YOUR ASSIGNMENT >> For each line of the listing that holds "code", show the full line.

##### SUPPLIED MATERIAL #####

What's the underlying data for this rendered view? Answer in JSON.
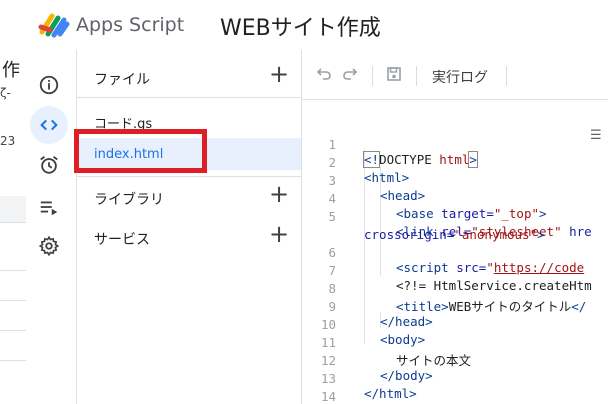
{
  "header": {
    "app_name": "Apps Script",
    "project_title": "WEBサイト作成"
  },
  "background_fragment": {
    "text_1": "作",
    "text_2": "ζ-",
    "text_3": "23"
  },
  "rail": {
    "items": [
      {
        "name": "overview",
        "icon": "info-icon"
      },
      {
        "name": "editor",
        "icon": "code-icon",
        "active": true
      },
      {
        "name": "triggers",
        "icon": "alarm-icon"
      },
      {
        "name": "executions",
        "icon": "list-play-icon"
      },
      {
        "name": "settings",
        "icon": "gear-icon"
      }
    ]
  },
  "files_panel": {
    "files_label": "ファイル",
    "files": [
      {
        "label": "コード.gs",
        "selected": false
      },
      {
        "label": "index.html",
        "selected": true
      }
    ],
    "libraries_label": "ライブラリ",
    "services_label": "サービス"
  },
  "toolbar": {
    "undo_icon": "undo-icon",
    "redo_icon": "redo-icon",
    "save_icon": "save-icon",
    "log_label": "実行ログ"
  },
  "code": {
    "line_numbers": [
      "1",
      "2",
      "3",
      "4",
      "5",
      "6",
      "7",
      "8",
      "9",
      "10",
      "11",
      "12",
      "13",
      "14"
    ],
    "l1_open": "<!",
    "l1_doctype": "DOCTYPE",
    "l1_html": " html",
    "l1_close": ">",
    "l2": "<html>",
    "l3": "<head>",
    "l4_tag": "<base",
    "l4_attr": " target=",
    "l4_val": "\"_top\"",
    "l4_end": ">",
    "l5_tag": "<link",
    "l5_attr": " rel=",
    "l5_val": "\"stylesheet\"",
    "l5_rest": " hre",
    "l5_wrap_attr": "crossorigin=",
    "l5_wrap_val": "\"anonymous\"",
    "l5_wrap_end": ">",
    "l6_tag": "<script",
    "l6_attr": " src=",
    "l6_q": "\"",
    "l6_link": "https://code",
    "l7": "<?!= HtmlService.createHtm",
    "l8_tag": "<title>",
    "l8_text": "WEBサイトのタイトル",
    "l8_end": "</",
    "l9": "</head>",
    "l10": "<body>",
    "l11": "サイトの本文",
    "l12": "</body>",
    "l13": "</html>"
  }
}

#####

REPLY >>
        "icon": "code-icon",
  "code": {
    "l6_link": "https://code",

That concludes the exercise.